-- Opening Marker --

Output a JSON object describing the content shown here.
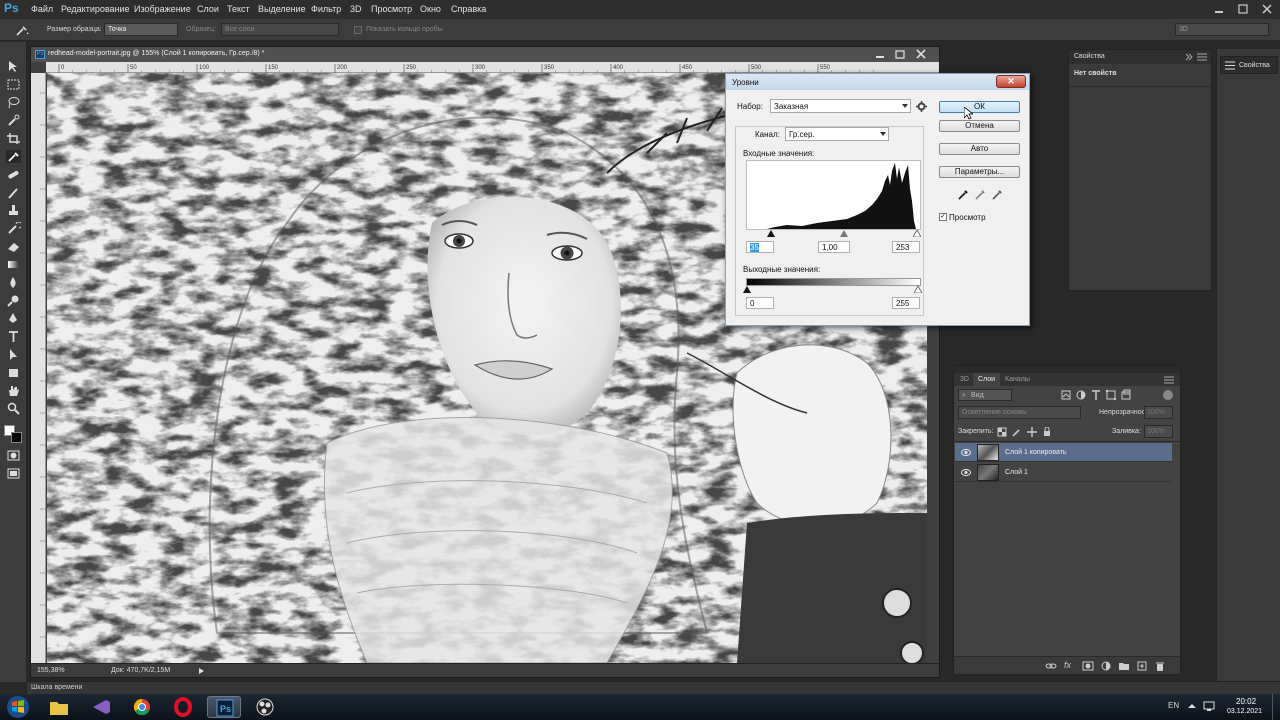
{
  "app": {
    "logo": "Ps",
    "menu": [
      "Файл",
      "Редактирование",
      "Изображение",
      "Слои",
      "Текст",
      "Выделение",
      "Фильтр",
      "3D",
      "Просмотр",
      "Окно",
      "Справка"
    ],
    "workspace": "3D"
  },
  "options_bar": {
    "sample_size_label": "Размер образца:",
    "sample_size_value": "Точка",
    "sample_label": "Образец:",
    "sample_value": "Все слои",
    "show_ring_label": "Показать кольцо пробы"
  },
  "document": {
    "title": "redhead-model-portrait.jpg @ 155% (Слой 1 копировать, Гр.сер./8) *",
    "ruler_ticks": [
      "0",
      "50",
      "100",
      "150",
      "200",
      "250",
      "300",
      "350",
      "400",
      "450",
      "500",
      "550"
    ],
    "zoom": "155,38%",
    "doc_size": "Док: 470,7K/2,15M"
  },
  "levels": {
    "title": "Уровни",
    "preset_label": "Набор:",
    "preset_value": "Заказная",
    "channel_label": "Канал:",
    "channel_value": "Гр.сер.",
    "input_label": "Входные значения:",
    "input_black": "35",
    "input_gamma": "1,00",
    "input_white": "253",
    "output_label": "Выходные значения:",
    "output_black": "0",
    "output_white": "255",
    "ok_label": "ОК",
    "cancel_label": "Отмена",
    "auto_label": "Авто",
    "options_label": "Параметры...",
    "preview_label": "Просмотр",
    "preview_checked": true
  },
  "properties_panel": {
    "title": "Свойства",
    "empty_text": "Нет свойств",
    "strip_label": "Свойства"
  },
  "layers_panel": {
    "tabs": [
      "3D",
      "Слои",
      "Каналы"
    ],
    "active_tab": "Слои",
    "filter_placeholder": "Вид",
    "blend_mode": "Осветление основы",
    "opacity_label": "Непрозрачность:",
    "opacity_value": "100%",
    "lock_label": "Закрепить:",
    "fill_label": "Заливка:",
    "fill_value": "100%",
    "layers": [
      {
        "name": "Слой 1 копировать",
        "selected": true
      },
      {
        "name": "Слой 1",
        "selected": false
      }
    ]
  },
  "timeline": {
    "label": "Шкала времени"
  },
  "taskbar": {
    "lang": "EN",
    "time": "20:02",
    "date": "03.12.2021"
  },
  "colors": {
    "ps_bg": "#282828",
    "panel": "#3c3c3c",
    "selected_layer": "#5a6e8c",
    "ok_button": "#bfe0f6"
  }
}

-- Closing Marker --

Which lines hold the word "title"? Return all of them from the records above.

    "title": "redhead-model-portrait.jpg @ 155% (Слой 1 копировать, Гр.сер./8) *",
    "title": "Уровни",
    "title": "Свойства",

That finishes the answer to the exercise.